*** Opening of Recorded data ***

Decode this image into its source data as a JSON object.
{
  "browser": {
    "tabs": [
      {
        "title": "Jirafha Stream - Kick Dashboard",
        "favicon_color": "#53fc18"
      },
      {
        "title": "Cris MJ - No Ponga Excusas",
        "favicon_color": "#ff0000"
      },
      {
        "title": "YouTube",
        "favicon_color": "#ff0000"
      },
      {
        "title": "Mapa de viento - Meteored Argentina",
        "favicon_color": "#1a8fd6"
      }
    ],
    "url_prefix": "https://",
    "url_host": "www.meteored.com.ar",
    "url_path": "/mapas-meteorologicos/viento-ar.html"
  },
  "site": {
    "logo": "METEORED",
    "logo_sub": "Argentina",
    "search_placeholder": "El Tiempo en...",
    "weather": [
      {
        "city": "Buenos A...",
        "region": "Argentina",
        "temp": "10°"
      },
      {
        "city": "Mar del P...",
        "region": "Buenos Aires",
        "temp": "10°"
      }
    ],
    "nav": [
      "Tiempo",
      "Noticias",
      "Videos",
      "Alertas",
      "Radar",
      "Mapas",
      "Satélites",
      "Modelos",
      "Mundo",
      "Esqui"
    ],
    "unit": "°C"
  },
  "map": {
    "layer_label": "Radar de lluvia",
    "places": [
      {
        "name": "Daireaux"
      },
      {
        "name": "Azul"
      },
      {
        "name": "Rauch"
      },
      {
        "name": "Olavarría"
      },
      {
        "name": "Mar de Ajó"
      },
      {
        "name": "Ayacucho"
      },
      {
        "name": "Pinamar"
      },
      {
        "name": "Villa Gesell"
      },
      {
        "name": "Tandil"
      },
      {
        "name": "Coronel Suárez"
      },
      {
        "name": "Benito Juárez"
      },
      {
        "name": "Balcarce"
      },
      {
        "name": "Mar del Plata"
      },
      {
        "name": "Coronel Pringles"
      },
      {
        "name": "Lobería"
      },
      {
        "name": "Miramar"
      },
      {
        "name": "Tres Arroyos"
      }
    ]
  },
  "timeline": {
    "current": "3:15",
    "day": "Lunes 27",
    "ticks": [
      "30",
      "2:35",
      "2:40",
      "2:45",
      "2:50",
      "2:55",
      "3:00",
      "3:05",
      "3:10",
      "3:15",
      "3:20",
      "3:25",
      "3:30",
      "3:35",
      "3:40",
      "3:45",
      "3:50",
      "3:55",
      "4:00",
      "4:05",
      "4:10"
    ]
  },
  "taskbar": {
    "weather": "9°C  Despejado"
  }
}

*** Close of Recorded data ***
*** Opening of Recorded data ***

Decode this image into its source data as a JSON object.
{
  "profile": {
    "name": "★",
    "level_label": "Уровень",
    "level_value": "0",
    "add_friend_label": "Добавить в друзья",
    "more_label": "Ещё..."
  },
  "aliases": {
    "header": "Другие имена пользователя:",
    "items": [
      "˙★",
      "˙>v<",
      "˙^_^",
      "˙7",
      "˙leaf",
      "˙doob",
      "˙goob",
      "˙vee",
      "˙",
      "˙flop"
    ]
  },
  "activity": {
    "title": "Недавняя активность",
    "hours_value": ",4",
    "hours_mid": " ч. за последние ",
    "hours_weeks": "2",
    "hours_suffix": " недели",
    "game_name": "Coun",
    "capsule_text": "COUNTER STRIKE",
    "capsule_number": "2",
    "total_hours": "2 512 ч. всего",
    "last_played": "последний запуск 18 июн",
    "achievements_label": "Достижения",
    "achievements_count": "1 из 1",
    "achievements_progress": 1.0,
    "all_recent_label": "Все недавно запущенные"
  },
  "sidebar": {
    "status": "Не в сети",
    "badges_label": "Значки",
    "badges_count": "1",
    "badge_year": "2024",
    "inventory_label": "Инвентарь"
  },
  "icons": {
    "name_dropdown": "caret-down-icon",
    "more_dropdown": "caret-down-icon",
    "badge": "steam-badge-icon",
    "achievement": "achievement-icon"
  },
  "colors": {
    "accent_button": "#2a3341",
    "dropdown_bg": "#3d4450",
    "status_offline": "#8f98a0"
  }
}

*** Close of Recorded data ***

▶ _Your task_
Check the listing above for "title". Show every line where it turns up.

▶ _Solved problem_
        "title": "Jirafha Stream - Kick Dashboard",
        "title": "Cris MJ - No Ponga Excusas",
        "title": "YouTube",
        "title": "Mapa de viento - Meteored Argentina",
    "title": "Недавняя активность",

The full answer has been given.